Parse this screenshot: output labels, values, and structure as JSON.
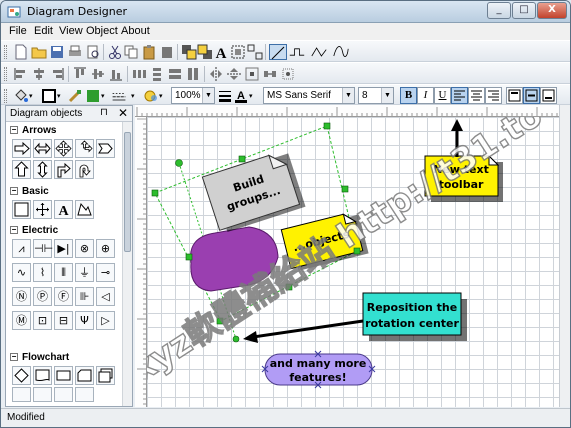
{
  "window": {
    "title": "Diagram Designer",
    "controls": [
      "_",
      "□",
      "X"
    ]
  },
  "menu": [
    "File",
    "Edit",
    "View",
    "Object",
    "About"
  ],
  "format_toolbar": {
    "zoom": "100%",
    "font_family": "MS Sans Serif",
    "font_size": "8",
    "bold": "B",
    "italic": "I",
    "underline": "U"
  },
  "panel": {
    "title": "Diagram objects",
    "pin": "⊓",
    "close": "✕",
    "sections": [
      {
        "name": "Arrows",
        "toggle": "−"
      },
      {
        "name": "Basic",
        "toggle": "−"
      },
      {
        "name": "Electric",
        "toggle": "−"
      },
      {
        "name": "Flowchart",
        "toggle": "−"
      }
    ],
    "basic_text_glyph": "A"
  },
  "canvas": {
    "note_build": "Build groups...",
    "note_build_lines": [
      "Build",
      "groups..."
    ],
    "note_objects": "...objects",
    "note_toolbar_lines": [
      "New text",
      "toolbar"
    ],
    "note_rotation_lines": [
      "Reposition the",
      "rotation center"
    ],
    "note_features_lines": [
      "and many more",
      "features!"
    ]
  },
  "watermark": "xyz軟體補給站 http://t31.to",
  "status": {
    "text": "Modified"
  },
  "colors": {
    "yellow_note": "#fff200",
    "cyan_note": "#33e0d0",
    "violet": "#b19cf5",
    "purple_oval": "#9a3fb0",
    "selection_green": "#2dbd2d"
  }
}
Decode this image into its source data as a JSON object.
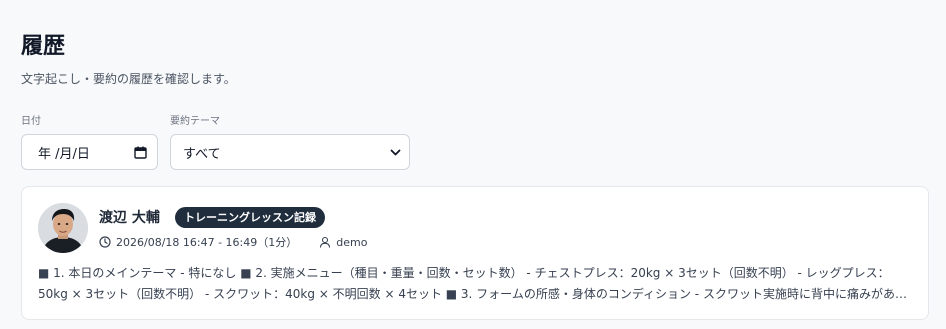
{
  "header": {
    "title": "履歴",
    "subtitle": "文字起こし・要約の履歴を確認します。"
  },
  "filters": {
    "date_label": "日付",
    "date_placeholder": "年 /月/日",
    "theme_label": "要約テーマ",
    "theme_selected": "すべて"
  },
  "history": [
    {
      "name": "渡辺 大輔",
      "tag": "トレーニングレッスン記録",
      "datetime": "2026/08/18 16:47 - 16:49（1分）",
      "user": "demo",
      "summary": "■ 1. 本日のメインテーマ - 特になし ■ 2. 実施メニュー（種目・重量・回数・セット数） - チェストプレス：20kg × 3セット（回数不明） - レッグプレス：50kg × 3セット（回数不明） - スクワット：40kg × 不明回数 × 4セット ■ 3. フォームの所感・身体のコンディション - スクワット実施時に背中に痛みがあったため、注..."
    }
  ],
  "icons": {
    "date": "calendar-icon",
    "select": "chevron-down-icon",
    "time": "clock-icon",
    "user": "user-icon"
  },
  "colors": {
    "badge_bg": "#1f2d3d",
    "page_bg": "#f8f9fa"
  }
}
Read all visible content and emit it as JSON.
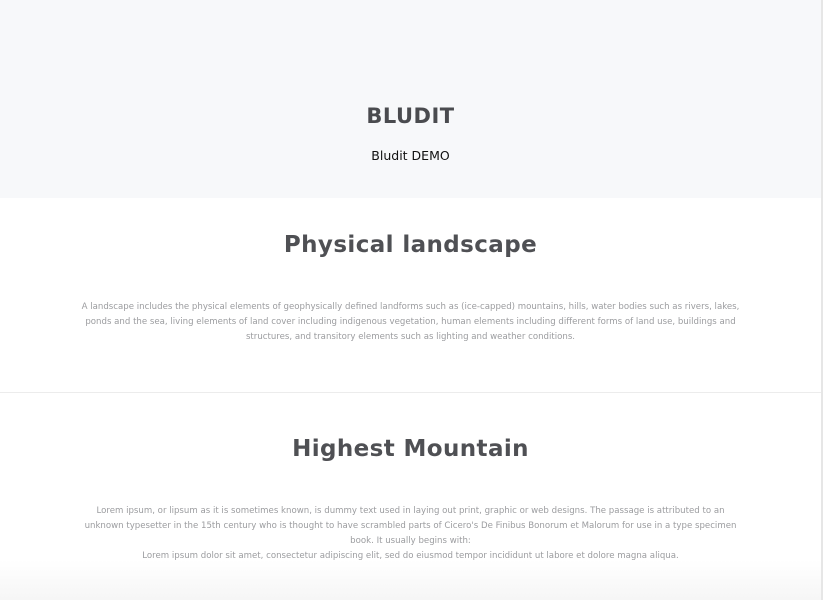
{
  "header": {
    "site_title": "BLUDIT",
    "slogan": "Bludit DEMO"
  },
  "posts": [
    {
      "title": "Physical landscape",
      "paragraphs": [
        "A landscape includes the physical elements of geophysically defined landforms such as (ice-capped) mountains, hills, water bodies such as rivers, lakes, ponds and the sea, living elements of land cover including indigenous vegetation, human elements including different forms of land use, buildings and structures, and transitory elements such as lighting and weather conditions."
      ]
    },
    {
      "title": "Highest Mountain",
      "paragraphs": [
        "Lorem ipsum, or lipsum as it is sometimes known, is dummy text used in laying out print, graphic or web designs. The passage is attributed to an unknown typesetter in the 15th century who is thought to have scrambled parts of Cicero's De Finibus Bonorum et Malorum for use in a type specimen book. It usually begins with:",
        "Lorem ipsum dolor sit amet, consectetur adipiscing elit, sed do eiusmod tempor incididunt ut labore et dolore magna aliqua."
      ]
    }
  ]
}
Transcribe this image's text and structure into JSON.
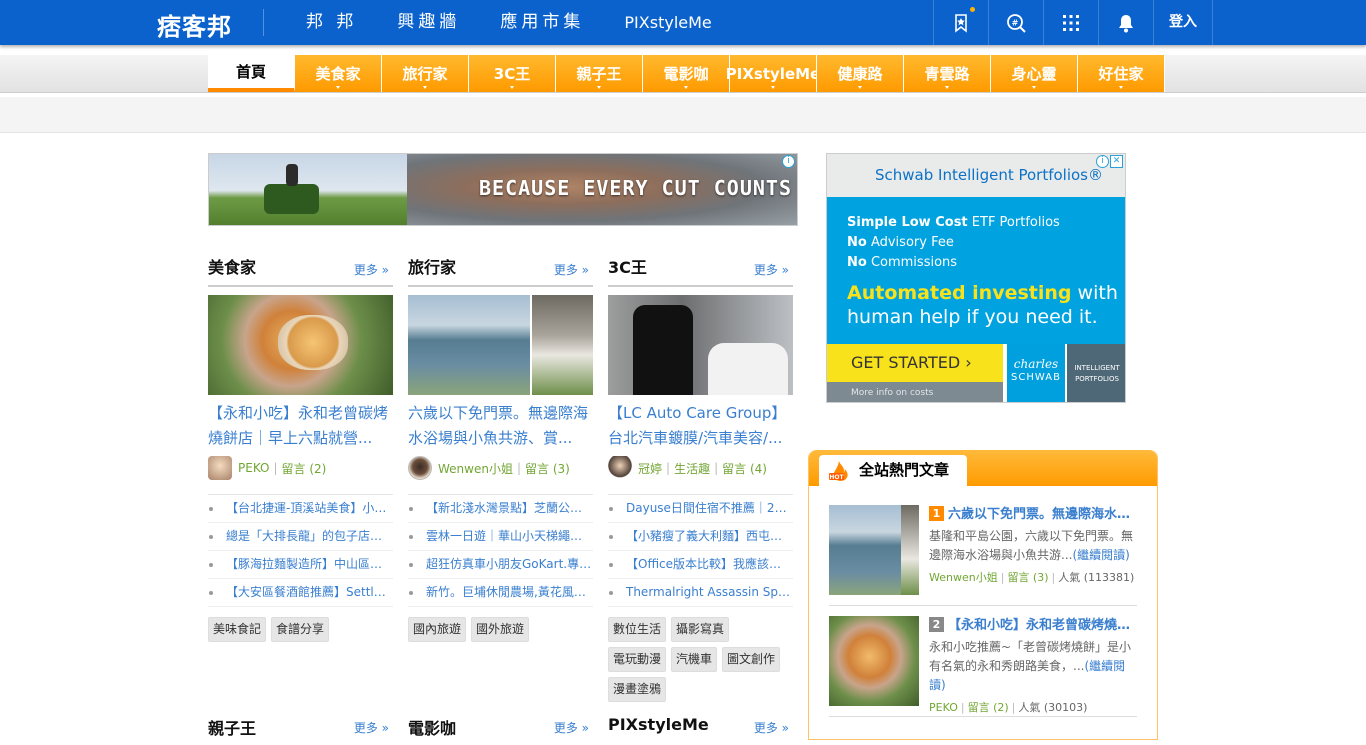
{
  "header": {
    "logo": "痞客邦",
    "nav": [
      "邦 邦",
      "興趣牆",
      "應用市集",
      "PIXstyleMe"
    ],
    "login": "登入"
  },
  "categories": [
    "首頁",
    "美食家",
    "旅行家",
    "3C王",
    "親子王",
    "電影咖",
    "PIXstyleMe",
    "健康路",
    "青雲路",
    "身心靈",
    "好住家"
  ],
  "banner_ad": {
    "text": "BECAUSE EVERY CUT COUNTS"
  },
  "columns": [
    {
      "title": "美食家",
      "more": "更多 »",
      "post_title": "【永和小吃】永和老曾碳烤燒餅店｜早上六點就營...",
      "author": "PEKO",
      "comments": "留言 (2)",
      "channel": "",
      "links": [
        "【台北捷運-頂溪站美食】小…",
        "總是「大排長龍」的包子店！…",
        "【豚海拉麵製造所】中山區拉…",
        "【大安區餐酒館推薦】Settle …"
      ],
      "tags": [
        "美味食記",
        "食譜分享"
      ]
    },
    {
      "title": "旅行家",
      "more": "更多 »",
      "post_title": "六歲以下免門票。無邊際海水浴場與小魚共游、賞...",
      "author": "Wenwen小姐",
      "comments": "留言 (3)",
      "channel": "",
      "links": [
        "【新北淺水灣景點】芝蘭公園…",
        "雲林一日遊｜華山小天梯繩索…",
        "超狂仿真車小朋友GoKart.專…",
        "新竹。巨埔休閒農場,黃花風…"
      ],
      "tags": [
        "國內旅遊",
        "國外旅遊"
      ]
    },
    {
      "title": "3C王",
      "more": "更多 »",
      "post_title": "【LC Auto Care Group】台北汽車鍍膜/汽車美容/...",
      "author": "冠婷",
      "comments": "留言 (4)",
      "channel": "生活趣",
      "links": [
        "Dayuse日間住宿不推薦｜20…",
        "【小豬瘦了義大利麵】西屯聚…",
        "【Office版本比較】我應該買…",
        "Thermalright Assassin Spirit …"
      ],
      "tags": [
        "數位生活",
        "攝影寫真",
        "電玩動漫",
        "汽機車",
        "圖文創作",
        "漫畫塗鴉"
      ]
    }
  ],
  "columns_row2": [
    {
      "title": "親子王",
      "more": "更多 »"
    },
    {
      "title": "電影咖",
      "more": "更多 »"
    },
    {
      "title": "PIXstyleMe",
      "more": "更多 »"
    }
  ],
  "side_ad": {
    "headline": "Schwab Intelligent Portfolios®",
    "lines": [
      {
        "b": "Simple Low Cost",
        "t": " ETF Portfolios"
      },
      {
        "b": "No",
        "t": " Advisory Fee"
      },
      {
        "b": "No",
        "t": " Commissions"
      }
    ],
    "big_highlight": "Automated investing",
    "big_rest": " with human help if you need it.",
    "cta": "GET STARTED  ›",
    "costs": "More info on costs",
    "brand_script": "charles",
    "brand": "SCHWAB",
    "product": "INTELLIGENT PORTFOLIOS"
  },
  "hot": {
    "title": "全站熱門文章",
    "items": [
      {
        "rank": "1",
        "title": "六歲以下免門票。無邊際海水浴場與小魚共游",
        "desc": "基隆和平島公園，六歲以下免門票。無邊際海水浴場與小魚共游...",
        "more": "(繼續閱讀)",
        "author": "Wenwen小姐",
        "comments": "留言 (3)",
        "popularity": "人氣 (113381)"
      },
      {
        "rank": "2",
        "title": "【永和小吃】永和老曾碳烤燒餅店",
        "desc": "永和小吃推薦~「老曾碳烤燒餅」是小有名氣的永和秀朗路美食，...",
        "more": "(繼續閱讀)",
        "author": "PEKO",
        "comments": "留言 (2)",
        "popularity": "人氣 (30103)"
      }
    ]
  }
}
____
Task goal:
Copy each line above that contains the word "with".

The completed task:
        "Lorem ipsum, or lipsum as it is sometimes known, is dummy text used in laying out print, graphic or web designs. The passage is attributed to an unknown typesetter in the 15th century who is thought to have scrambled parts of Cicero's De Finibus Bonorum et Malorum for use in a type specimen book. It usually begins with:",
    "big_rest": " with human help if you need it.",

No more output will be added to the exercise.